Ubiquitin is a small protein that can be linked to other cellular proteins, thereby controlling and modulating their functions. The attachment occurs in many...
In the eternal search for next generation high-efficiency solar cells and LEDs, scientists at Los Alamos National Laboratory and their partners are creating...
Silicon nanosheets are thin, two-dimensional layers with exceptional optoelectronic properties very similar to those of graphene. Albeit, the nanosheets are less stable. Now researchers at the Technical University of Munich (TUM) have, for the first time ever, produced a composite material combining silicon nanosheets and a polymer that is both UV-resistant and easy to process. This brings the scientists a significant step closer to industrial applications like flexible displays and photosensors.
Silicon nanosheets are thin, two-dimensional layers with exceptional optoelectronic properties very similar to those of graphene. Albeit, the nanosheets are...
Enzymes behave differently in a test tube compared with the molecular scrum of a living cell. Chemists from the University of Basel have now been able to simulate these confined natural conditions in artificial vesicles for the first time. As reported in the academic journal Small, the results are offering better insight into the development of nanoreactors and artificial organelles.
Enzymes behave differently in a test tube compared with the molecular scrum of a living cell. Chemists from the University of Basel have now been able to...
20.03.2017 | Event News
14.03.2017 | Event News

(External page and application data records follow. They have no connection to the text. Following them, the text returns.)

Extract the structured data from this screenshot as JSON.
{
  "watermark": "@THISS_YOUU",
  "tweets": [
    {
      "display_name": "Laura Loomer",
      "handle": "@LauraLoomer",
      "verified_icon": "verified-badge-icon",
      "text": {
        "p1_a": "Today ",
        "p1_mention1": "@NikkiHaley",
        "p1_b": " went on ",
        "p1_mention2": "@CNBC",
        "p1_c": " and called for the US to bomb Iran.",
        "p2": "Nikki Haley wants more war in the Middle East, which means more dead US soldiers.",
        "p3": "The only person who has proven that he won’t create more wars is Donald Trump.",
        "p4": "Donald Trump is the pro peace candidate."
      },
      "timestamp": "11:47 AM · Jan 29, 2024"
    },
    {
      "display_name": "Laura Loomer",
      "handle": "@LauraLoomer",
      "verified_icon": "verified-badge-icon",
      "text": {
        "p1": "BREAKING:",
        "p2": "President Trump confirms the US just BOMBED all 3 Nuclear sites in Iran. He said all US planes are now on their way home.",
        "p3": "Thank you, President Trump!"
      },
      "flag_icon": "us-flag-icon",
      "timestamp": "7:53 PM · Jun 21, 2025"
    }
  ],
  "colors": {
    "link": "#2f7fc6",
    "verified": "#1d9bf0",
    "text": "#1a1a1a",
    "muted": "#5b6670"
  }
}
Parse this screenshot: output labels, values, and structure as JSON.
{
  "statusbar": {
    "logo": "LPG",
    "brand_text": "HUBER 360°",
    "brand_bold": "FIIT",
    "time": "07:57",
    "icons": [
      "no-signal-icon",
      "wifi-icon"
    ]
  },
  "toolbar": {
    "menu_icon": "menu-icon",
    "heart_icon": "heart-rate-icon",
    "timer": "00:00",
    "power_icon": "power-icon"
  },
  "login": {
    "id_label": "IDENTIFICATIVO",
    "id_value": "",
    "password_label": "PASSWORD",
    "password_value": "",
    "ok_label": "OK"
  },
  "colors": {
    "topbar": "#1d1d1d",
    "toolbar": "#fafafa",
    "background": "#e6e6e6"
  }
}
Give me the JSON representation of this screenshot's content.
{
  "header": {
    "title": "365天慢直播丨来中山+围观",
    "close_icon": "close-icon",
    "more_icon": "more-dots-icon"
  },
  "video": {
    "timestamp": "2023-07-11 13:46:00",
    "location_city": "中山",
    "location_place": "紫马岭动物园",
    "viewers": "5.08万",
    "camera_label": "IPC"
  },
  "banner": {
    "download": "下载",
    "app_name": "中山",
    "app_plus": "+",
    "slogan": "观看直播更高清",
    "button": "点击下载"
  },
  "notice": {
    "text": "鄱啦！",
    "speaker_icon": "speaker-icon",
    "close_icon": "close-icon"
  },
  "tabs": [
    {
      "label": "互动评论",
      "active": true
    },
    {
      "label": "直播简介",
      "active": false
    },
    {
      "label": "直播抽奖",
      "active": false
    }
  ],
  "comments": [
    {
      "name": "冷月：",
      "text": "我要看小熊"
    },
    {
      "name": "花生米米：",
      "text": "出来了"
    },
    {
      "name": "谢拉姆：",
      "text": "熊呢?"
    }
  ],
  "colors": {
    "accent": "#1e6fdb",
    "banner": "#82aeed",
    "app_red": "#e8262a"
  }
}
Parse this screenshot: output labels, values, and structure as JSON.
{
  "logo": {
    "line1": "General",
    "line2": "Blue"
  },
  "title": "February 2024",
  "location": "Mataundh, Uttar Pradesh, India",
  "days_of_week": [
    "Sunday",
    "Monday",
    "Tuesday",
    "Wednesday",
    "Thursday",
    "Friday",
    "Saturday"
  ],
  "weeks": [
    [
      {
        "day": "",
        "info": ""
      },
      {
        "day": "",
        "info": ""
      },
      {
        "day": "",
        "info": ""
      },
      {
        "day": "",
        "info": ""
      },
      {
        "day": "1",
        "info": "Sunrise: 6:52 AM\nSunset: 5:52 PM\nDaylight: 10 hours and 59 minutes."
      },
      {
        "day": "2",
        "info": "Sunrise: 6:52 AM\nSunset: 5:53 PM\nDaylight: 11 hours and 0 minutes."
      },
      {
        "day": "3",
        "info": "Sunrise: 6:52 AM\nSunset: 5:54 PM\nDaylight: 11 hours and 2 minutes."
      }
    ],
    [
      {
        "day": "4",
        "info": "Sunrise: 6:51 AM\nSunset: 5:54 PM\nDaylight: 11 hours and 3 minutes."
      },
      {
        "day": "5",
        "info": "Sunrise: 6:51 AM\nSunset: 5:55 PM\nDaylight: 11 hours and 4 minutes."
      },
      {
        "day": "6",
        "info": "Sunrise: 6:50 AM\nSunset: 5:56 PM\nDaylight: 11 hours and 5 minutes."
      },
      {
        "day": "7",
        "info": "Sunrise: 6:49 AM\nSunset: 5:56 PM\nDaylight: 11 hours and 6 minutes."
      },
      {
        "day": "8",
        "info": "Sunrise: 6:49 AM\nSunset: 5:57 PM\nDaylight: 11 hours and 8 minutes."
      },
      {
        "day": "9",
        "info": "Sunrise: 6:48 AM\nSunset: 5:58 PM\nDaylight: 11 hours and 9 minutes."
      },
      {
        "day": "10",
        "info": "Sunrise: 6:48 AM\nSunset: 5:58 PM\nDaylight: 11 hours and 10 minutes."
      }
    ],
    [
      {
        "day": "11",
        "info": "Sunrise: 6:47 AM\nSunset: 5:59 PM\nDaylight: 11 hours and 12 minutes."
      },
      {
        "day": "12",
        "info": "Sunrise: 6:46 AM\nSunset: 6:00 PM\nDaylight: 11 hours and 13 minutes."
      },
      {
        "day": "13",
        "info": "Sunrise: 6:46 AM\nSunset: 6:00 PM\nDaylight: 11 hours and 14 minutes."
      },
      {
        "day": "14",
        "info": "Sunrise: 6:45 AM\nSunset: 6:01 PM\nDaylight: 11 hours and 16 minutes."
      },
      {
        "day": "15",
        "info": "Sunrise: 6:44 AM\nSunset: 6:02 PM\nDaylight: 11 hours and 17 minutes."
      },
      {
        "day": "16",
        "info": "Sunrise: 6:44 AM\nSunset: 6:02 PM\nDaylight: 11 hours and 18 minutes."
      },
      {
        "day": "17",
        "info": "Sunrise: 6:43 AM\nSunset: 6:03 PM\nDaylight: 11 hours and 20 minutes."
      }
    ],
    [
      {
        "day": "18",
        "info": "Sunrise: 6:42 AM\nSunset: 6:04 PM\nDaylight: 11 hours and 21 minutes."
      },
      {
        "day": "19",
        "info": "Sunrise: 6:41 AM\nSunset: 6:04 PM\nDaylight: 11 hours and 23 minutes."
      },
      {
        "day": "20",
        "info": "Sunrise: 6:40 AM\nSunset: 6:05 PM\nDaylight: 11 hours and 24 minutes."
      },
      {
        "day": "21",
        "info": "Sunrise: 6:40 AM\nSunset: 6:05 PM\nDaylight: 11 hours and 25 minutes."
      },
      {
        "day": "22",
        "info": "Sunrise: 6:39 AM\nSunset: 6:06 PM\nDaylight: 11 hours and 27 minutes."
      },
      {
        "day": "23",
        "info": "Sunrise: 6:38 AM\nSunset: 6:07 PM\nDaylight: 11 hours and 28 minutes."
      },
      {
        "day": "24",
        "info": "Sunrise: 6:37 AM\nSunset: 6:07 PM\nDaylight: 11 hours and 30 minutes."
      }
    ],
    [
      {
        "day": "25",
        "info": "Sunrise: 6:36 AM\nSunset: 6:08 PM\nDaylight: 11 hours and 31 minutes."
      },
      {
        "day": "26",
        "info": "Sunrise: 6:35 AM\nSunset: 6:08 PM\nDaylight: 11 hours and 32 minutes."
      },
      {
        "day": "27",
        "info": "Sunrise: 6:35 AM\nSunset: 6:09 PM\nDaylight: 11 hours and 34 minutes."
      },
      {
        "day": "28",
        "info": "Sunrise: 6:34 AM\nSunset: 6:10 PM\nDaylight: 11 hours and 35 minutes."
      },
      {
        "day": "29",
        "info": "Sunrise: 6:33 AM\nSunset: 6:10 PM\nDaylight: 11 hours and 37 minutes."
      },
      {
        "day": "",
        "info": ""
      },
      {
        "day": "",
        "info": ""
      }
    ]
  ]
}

07.03.2017 | Event News
24.03.2017 | Materials Sciences
24.03.2017 | Physics and Astronomy
24.03.2017 | Physics and Astronomy